Yesterday, the Netherlands government released the official English version of its National Action Plan. The 14 page proposal details current initiatives in the Netherlands to implement the Ruggie Framework as well as results from its consultations with industry, civil society and “other experts” in the field.
The Report is rich with acknowledgments of areas that needs to be improved and provides a spotlight on the current debates in the business and human rights field. Among the challenges identified:
Joanne Bauer, one of the academics who is very active in the business and human rights field, spent last semester in Germany, analyzing business and human rights issues.
Her thoughts and perspective on this can be found here.

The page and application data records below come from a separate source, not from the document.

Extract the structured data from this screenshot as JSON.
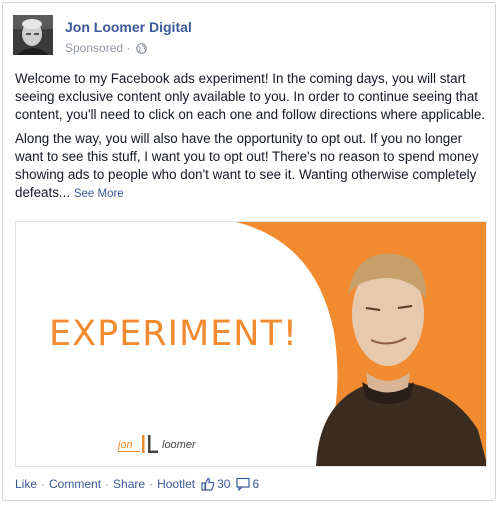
{
  "post": {
    "page_name": "Jon Loomer Digital",
    "sponsored_label": "Sponsored",
    "separator": "·",
    "paragraphs": [
      "Welcome to my Facebook ads experiment! In the coming days, you will start seeing exclusive content only available to you. In order to continue seeing that content, you'll need to click on each one and follow directions where applicable.",
      "Along the way, you will also have the opportunity to opt out. If you no longer want to see this stuff, I want you to opt out! There's no reason to spend money showing ads to people who don't want to see it. Wanting otherwise completely defeats..."
    ],
    "see_more": "See More"
  },
  "ad_image": {
    "headline": "EXPERIMENT!",
    "logo_text": "jon loomer",
    "accent_color": "#f28a30"
  },
  "actions": {
    "like": "Like",
    "comment": "Comment",
    "share": "Share",
    "hootlet": "Hootlet",
    "likes_count": "30",
    "comments_count": "6"
  },
  "colors": {
    "link": "#3b5998",
    "meta": "#9197a3",
    "orange": "#f28a30"
  },
  "icons": [
    "globe-icon",
    "thumbs-up-icon",
    "comment-icon"
  ]
}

I have often bemoaned that US legal academics are way behind in the field of business and human rights research. And, while that is still true, it looks like we are finally trying to close the gap. As anecdotal proof, I offer the following:

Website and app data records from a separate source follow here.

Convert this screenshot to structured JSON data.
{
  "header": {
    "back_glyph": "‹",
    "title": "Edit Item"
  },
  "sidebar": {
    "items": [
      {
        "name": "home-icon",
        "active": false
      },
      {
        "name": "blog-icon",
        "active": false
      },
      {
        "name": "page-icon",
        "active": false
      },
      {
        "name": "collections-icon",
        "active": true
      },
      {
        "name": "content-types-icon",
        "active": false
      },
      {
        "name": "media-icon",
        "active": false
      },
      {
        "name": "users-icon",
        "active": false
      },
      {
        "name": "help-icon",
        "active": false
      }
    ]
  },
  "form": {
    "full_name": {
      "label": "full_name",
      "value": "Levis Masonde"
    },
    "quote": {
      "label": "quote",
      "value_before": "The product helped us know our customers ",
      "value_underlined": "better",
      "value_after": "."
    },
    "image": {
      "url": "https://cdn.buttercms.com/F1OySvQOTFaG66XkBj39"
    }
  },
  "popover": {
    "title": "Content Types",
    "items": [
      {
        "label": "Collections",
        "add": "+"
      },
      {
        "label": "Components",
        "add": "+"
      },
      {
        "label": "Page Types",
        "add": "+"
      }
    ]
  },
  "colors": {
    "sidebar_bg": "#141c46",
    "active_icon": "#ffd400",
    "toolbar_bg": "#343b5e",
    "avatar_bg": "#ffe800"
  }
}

Each year the Corporate Practice Commentator annually polls law teachers for top ten articles in the field of corporate and securities law. As part of the process, Robert Thompson, editor for the periodical, provides business law faculty with a list of “corporate and securities articles published and indexed during the calendar year” (in the Current Index of Legal Periodicals). The Current list has close to 600 articles on it. Of those articles, we have eleven that explicitly discuss business and human rights issues. While that might not seem like a lot (and is probably not all of the BHR articles published – in fact if you know of some, please email me and I’ll include it), it is certainly more than I’ve seen in the past and as one small indicator of where we are, I find it heartening nonetheless.